This may be done through sponsoring forums or work fairs. Most parishes have places where meetings can be held. The Council could appoint members to research who would be willing to speak at a job fair. There are often personnel people and others who would be willing to talk about the unemployment crisis. For many, the most basic skills, such as resume- writing and tips for interview, can be extremely helpful.
Through the publicity committee, the Council could use the parish bulletin and other means, such as cable TV, to reach out to the jobless. Cable television stations are becoming an increasingly effective tool for parishes. People who won't show up for meetings at night will watch a broadcast at home. This is especially important for those jobless who feel isolated or are too paralyzed to do anything.
2. Workshops needn't be limited to a specific parish. A cluster of parishes, or even a citywide presentation, would be even more effective. It would broaden the base of interest and include even more resources.
3. Parishes ought to consider ongoing support groups for the unemployed and the underemployed.
The groups can help the jobless by providing a place to go to become reoriented. Groups can do everything from bringing in speakers, helping participants work on resumes, discussing job interviews and sorting out feelings associated with their present situation.
4. Parishes need to keep in mind that they are not meant to fix the crisis of joblessness. Rather, they are there to help people manage a very real life crisis. By managing the losses and the associated emotional turmoil, there is the hope that something better will happen.
5. Assist the jobless to look at their skills and interests.
This will address many issues of self-worth. A facilitator trained in personal development theories, often a counselor, is the best person to lead a group. Unfortunately the recession is tightening its grip on our businesses and consumers. We are facing the worst job losses in almost 60 years. This is touching our parishioners in ways we never thought possible just a short time ago.
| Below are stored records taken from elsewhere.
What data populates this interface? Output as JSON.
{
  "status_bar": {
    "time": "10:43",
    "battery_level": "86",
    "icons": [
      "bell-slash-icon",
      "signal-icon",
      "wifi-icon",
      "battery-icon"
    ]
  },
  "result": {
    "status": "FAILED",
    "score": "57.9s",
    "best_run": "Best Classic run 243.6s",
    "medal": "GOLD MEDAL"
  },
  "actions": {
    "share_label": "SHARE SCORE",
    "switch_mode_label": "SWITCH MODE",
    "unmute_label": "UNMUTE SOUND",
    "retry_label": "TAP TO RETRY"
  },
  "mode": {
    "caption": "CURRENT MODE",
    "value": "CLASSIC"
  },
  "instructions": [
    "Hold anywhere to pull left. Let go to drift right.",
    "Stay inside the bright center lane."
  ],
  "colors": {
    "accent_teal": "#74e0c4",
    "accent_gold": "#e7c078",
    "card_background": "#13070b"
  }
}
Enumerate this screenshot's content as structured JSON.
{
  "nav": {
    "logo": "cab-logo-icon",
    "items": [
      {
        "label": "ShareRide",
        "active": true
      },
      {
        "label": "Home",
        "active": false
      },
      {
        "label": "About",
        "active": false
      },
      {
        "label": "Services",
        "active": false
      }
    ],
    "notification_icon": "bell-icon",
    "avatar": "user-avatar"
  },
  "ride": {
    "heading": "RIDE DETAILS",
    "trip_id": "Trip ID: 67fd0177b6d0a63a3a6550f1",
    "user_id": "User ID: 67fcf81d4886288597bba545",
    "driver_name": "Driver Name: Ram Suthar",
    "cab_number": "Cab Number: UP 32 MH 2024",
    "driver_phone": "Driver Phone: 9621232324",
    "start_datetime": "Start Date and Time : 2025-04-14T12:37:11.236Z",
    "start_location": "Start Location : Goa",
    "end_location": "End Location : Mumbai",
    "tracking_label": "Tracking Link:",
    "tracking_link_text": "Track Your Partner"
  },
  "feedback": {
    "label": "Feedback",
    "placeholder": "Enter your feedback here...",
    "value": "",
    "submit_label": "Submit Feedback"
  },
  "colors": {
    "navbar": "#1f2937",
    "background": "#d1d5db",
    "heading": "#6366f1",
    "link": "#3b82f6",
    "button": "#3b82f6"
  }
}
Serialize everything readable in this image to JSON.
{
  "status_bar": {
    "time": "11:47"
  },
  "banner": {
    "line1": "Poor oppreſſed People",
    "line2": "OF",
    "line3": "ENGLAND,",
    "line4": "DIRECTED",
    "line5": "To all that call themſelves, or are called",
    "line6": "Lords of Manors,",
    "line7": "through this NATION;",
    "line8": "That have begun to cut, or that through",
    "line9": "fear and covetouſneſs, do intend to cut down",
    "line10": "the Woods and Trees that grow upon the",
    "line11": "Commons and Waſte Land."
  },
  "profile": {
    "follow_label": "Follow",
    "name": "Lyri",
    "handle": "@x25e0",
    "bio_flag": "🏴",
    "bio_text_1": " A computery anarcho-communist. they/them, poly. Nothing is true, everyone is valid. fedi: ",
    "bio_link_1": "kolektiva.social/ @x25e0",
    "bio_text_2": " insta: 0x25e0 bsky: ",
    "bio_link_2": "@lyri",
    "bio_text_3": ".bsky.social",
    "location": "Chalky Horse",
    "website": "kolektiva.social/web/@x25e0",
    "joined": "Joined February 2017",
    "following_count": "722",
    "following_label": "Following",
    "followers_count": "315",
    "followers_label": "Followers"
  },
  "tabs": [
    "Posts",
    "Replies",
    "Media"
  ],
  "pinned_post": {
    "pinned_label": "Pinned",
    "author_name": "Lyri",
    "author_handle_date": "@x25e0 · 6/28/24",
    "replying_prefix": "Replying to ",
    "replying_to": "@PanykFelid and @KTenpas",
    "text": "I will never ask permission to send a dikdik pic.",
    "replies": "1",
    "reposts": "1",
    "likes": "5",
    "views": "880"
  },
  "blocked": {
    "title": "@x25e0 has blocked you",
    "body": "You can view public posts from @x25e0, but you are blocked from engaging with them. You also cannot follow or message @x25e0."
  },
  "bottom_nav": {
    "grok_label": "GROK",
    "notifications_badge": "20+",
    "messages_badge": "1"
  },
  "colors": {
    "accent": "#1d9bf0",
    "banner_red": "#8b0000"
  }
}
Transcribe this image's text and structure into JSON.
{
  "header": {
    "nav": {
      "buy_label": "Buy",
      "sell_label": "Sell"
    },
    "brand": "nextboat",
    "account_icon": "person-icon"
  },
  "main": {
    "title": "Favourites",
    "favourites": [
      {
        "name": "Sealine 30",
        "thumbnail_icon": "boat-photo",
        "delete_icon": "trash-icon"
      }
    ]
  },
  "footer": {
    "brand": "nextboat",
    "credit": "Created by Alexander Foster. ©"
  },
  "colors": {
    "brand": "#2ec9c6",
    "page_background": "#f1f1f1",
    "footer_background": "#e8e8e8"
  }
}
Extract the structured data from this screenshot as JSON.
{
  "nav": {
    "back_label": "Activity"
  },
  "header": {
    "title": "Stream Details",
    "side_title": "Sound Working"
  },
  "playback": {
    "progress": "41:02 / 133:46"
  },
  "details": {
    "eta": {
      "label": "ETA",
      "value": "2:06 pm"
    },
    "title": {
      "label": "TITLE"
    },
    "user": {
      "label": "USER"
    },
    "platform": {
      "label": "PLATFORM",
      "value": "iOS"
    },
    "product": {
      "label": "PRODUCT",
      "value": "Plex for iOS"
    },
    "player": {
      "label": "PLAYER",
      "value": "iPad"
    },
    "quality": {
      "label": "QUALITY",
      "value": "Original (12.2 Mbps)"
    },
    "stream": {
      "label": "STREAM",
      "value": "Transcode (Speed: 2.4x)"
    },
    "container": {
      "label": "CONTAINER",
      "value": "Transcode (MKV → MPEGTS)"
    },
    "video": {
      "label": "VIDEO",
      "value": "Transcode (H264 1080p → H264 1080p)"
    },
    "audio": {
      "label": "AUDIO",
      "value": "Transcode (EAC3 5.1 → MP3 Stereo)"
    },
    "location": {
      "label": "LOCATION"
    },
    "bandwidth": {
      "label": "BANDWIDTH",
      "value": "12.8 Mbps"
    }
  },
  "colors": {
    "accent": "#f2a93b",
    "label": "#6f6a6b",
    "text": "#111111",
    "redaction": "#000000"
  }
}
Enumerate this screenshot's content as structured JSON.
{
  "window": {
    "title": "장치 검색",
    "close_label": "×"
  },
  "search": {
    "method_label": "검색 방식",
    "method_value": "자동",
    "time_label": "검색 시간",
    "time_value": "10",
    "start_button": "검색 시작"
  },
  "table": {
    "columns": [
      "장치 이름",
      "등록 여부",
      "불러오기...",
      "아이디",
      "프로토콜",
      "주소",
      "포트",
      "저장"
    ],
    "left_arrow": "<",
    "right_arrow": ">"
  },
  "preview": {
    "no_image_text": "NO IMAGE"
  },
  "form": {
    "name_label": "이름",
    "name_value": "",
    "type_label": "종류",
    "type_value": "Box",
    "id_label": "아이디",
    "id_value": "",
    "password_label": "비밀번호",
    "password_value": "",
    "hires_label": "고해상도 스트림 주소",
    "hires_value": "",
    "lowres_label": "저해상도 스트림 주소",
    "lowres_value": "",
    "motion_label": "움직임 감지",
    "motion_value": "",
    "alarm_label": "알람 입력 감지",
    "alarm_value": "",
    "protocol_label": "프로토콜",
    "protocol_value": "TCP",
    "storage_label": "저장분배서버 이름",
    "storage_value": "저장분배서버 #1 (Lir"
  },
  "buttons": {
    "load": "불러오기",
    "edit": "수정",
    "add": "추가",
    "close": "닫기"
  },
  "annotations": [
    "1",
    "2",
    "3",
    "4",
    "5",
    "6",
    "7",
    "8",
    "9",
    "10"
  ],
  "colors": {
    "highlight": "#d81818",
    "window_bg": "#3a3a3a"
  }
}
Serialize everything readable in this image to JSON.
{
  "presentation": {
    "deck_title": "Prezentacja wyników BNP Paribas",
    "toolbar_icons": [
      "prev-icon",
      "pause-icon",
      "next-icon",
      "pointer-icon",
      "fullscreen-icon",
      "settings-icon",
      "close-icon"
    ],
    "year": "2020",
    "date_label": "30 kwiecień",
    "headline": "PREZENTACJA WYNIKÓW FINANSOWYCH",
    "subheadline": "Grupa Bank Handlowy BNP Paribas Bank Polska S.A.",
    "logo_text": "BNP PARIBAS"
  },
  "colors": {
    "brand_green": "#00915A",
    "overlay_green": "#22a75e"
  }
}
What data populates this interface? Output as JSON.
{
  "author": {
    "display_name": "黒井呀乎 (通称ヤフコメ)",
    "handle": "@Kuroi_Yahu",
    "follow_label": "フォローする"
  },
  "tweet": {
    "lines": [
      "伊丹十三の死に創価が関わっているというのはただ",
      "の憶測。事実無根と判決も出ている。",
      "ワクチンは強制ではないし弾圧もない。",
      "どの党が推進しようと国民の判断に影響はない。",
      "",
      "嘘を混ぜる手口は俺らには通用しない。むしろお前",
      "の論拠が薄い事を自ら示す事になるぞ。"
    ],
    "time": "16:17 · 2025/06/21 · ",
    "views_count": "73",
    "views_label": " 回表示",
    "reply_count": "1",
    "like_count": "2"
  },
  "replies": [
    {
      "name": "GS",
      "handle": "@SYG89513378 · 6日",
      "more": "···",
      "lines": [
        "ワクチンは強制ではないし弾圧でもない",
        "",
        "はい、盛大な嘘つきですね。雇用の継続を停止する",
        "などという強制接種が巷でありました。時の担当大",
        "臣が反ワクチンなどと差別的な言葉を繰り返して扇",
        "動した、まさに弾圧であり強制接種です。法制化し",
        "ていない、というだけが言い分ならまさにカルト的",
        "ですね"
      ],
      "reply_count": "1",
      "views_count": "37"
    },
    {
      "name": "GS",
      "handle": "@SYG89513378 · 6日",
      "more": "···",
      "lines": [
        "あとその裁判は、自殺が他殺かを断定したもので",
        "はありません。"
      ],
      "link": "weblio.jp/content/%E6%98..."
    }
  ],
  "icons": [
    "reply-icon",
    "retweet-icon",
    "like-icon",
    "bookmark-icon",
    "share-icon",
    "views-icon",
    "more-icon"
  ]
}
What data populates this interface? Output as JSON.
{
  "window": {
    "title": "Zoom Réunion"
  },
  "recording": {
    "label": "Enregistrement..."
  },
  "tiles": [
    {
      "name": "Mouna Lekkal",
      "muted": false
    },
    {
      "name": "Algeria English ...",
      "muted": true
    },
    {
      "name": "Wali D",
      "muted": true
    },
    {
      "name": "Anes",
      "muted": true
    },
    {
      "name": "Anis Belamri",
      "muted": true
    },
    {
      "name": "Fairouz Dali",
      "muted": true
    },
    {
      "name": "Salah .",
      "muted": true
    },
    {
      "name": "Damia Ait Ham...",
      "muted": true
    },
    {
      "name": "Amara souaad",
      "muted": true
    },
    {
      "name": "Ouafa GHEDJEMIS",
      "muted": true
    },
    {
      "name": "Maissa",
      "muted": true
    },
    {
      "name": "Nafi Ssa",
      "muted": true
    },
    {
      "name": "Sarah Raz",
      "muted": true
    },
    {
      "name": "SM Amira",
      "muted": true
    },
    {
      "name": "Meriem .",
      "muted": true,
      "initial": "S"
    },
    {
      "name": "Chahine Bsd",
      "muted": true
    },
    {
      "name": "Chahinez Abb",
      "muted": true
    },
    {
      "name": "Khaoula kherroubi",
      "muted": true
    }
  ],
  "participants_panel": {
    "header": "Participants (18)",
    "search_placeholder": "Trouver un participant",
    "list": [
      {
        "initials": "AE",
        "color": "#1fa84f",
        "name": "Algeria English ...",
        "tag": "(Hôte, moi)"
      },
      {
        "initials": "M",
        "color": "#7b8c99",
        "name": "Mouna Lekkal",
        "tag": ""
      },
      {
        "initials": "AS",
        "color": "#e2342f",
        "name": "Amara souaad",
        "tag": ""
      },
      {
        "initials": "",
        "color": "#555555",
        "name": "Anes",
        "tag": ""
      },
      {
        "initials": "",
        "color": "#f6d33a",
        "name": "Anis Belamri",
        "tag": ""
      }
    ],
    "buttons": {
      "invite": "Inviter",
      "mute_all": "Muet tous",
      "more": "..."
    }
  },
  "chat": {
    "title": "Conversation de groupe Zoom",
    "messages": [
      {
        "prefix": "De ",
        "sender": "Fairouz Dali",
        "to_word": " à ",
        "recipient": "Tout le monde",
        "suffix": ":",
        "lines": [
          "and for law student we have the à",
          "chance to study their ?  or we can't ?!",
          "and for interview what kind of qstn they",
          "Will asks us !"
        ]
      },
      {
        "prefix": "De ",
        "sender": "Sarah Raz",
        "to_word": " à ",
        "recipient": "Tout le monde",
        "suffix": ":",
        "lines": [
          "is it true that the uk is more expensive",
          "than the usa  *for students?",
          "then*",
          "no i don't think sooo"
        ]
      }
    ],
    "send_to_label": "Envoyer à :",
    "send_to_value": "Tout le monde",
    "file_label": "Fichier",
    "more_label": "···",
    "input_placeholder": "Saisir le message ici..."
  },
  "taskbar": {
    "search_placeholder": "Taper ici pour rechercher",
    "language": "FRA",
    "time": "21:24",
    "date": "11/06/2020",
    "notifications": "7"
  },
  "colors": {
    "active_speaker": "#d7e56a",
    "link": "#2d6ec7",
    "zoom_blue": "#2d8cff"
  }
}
There is a need for our parishes to respond. The parish has many healing resources to confront this crisis. The parish adds the religious dimension to the search for meaning as parishioners seek to reorient themselves in a changed world.
The unemployed are very much in need of pastoral care. This care ranges from informal coffees to more involved workshops. Recruiting other parishioners with skills to relate to them is a healing activity. Every parish has parishioners who can help the unemployed regain a sense of self-worth. Stimulating programs can be developed to help lift the present sadness being felt in so many parts of our country.
When parishes take the initiative to do what they can to help people in crisis, some very beneficial results will occur. This is the type of pastoral care that affects not only individuals but also the entire parish. This is an opportunity for parishes to do what we do very well. That is, provide pastoral care to those suffering with specific needs. Our reaching out is very much in keeping with St. Paul who instructs us ''If one member suffers in the body of Christ which is the Church, all members suffer with that member'' (1 Cor 12:26). TP
FATHER CURLEY is the pastor of St. Thomas Aquinas Parish, Nahant, Mass. He has written numerous articles and books in the area of separation and loss. He is a faculty member for the Master of Arts in Ministry Program at St. John Seminary, Brighton, Mass., where he teaches pastoral studies. His latest book is The Ministry of Consolers, Liturgical Press, Collegeville, Minn., 2004.